• Task material

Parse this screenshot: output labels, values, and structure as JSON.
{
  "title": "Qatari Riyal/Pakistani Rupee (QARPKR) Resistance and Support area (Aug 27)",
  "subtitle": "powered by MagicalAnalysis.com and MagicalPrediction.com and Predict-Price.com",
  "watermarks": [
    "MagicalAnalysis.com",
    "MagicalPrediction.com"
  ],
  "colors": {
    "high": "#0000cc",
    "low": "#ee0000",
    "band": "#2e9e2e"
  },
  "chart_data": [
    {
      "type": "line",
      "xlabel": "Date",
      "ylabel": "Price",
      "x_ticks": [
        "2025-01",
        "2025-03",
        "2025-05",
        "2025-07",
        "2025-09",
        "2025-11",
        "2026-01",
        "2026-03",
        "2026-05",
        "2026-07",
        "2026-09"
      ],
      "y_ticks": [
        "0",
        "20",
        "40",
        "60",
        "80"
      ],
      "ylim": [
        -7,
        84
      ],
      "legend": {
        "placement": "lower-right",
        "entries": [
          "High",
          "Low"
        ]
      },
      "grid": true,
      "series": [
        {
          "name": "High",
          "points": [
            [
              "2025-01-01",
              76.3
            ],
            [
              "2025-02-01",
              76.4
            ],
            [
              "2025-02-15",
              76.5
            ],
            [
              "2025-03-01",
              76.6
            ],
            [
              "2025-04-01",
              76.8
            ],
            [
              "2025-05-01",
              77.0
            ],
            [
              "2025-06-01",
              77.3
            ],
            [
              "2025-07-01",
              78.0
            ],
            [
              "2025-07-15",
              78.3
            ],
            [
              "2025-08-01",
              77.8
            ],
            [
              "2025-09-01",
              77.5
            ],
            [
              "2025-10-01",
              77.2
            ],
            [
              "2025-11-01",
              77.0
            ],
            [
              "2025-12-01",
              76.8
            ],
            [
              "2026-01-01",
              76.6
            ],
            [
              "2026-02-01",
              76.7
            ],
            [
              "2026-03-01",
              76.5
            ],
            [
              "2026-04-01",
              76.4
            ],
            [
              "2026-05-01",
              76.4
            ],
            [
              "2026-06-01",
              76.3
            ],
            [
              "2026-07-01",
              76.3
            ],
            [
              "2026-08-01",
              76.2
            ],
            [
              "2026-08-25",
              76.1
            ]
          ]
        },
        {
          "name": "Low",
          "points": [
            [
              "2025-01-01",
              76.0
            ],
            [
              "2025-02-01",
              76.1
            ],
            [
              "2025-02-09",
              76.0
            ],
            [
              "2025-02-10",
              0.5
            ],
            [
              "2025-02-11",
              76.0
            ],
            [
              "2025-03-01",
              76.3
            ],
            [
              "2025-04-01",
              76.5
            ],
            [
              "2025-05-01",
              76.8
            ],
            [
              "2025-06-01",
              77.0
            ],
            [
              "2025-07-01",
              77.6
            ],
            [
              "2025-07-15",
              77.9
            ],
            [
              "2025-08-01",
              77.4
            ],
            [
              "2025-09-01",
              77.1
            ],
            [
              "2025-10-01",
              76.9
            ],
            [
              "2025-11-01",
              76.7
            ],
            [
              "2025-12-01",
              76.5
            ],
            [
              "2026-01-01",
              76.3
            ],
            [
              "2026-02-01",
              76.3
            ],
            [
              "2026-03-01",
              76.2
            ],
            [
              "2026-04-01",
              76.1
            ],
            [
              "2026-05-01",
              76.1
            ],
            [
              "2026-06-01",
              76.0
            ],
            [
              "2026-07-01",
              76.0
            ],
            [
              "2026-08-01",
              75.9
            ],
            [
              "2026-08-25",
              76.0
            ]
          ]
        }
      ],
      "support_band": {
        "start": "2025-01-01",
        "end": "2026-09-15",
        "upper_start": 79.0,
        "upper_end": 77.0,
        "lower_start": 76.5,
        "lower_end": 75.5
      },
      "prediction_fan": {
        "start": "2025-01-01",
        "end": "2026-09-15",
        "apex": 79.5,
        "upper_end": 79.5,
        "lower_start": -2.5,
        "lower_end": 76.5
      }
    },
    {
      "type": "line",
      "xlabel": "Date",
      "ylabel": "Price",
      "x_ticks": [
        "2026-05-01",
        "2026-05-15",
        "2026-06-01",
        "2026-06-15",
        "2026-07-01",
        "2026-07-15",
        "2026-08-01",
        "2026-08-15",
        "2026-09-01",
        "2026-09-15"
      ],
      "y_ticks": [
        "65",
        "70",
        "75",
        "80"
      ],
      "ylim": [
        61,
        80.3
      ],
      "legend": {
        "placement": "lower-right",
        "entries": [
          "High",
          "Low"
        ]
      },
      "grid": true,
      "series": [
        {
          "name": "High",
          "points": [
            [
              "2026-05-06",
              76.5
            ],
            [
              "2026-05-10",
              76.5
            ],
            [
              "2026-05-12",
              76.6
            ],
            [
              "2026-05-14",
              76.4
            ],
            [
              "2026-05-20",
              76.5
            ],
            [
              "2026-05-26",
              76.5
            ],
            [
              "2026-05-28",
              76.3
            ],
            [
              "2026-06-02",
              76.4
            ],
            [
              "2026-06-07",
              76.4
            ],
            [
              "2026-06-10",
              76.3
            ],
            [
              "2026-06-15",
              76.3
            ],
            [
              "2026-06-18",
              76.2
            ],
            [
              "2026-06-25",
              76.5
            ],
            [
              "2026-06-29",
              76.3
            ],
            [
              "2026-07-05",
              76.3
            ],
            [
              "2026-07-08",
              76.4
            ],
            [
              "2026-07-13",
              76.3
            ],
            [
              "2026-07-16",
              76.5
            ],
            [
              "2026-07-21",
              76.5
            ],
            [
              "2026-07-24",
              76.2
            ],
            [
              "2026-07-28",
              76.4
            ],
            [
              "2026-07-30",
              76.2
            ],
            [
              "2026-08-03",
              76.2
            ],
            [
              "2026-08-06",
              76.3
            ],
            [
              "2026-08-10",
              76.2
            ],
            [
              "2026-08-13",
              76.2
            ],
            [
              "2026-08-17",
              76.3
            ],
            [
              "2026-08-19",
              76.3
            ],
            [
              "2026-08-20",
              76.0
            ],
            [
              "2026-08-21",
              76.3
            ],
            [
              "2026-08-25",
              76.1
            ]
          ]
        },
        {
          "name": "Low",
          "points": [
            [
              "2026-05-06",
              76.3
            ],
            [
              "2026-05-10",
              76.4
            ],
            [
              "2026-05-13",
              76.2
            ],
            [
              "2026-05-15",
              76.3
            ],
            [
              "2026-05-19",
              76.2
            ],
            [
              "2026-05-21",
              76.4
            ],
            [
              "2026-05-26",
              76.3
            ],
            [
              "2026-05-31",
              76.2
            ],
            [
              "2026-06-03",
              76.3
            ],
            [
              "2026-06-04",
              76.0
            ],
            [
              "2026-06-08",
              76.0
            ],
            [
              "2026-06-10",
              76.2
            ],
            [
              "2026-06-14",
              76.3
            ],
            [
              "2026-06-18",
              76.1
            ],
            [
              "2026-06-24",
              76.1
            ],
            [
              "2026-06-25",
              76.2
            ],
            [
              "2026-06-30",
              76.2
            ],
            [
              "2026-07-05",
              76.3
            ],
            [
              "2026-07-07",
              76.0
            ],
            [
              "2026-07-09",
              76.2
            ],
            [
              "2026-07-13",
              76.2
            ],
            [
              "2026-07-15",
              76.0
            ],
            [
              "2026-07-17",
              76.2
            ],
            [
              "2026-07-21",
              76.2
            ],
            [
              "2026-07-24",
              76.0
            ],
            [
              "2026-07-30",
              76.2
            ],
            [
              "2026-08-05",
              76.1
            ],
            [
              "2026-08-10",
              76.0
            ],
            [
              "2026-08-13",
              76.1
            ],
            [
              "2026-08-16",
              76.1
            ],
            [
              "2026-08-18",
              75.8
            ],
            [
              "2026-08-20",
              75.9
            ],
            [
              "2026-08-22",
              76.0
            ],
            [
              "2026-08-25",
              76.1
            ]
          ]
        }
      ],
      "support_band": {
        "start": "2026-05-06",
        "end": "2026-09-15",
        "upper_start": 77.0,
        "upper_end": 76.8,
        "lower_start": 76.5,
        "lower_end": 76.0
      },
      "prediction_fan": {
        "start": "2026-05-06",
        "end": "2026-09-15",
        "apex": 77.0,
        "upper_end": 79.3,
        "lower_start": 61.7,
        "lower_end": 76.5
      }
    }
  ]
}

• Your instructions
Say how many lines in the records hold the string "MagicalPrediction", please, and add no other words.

• Output
2